By Tim Wassberg
“The MEG” is a monster movie in perception of what it might be. The book it is based on, by local South Florida writer Steve Alten, works in many structures as a quick read with a pulpy sort of feel. The tricky aspect is finding the tone. Like “Sahara” and its protagonist before, it is taking larger-than-life situations and making them both fun and with stakes. “The MEG” was originally labeled to be an R-rated romp probably playing more to its cousin: “Deep Blue Sea”. Granted it would be a different movie but the ideal is the story is about a huge shark. The tone rings closer to a movie like “The Core” which is superior in many ways simply because the stakes feel higher. The characterizations here are not bad but played way up on the cheesiness factor, specifically with the Chinese characters. Granted the sentimentality is more akin to the tone of Chinese cinema. That is the interesting perception here of the film. Since it was financed heavily by Chinese investment, it needs to reflect that ideal. This is the changing economics of the movie business. The movie is also set on the cusp of Asia and its main female protagonist and center of what is the film’s heart is Chinese. This is not originally how the book was conceived. It was set near San Diego even though the money of the big investor was Chinese (even though the big money here is shown by an American billionaire). While an interesting experiment, the film definitely loses a lot of what edge it could have had but then it would be a different monster.

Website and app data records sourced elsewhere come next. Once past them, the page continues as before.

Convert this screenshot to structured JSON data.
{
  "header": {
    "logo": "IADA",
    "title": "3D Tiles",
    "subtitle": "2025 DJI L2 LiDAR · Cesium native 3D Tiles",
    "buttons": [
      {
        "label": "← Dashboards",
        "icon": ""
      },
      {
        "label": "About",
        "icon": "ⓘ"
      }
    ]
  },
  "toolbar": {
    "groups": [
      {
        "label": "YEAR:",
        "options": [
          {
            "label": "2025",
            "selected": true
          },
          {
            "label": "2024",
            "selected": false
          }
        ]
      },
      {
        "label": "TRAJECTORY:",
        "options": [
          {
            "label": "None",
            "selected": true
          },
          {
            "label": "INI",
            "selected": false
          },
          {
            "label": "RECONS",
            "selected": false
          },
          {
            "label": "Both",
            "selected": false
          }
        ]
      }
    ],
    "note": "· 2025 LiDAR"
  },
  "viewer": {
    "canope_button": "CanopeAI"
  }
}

The interesting business question, just to make the point, is that the film could have been made for less and thereby not have to make as much to break even. This is an interesting quandary. Star Jason Stathan has stated in the press that the script they made was completely different than the movie he originally signed on for. Some of the scenes are really thrilling to be honest but never scary. It almost feels like a lower budget serial of old. Acting is fairly broad but soft in many ways since the dialogue is so matter-of-fact. It tries to be witty but most times falls flat. Granted many in the audience seemed to enjoy this aspect. It is always a tricky thing between criticism of what a movie can be and what an audience actually responds to. The situations in the movie are mostly implausible but that can be suspended from the early scenes. An interesting comparison comes in when looking “The Abyss” (1989, dir. James Cameron) since some of the scene points in “The MEG” have parallels. Even though something similar happens here, nothing can compare to the resuscitation scene in that former movie. Some of the best acting in a would-be summer blockbuster ever was in that scene. Here, in the beginning (post opening credits), there is a sacrifice that works well (but on a smaller scale) but then goes by the wayside. Greater mythology is sacrificed and the movie, while a fun romp at times, feels emptier of a bigger world. Maybe that is an alright resolution and expectation though.
By Tim Wassberg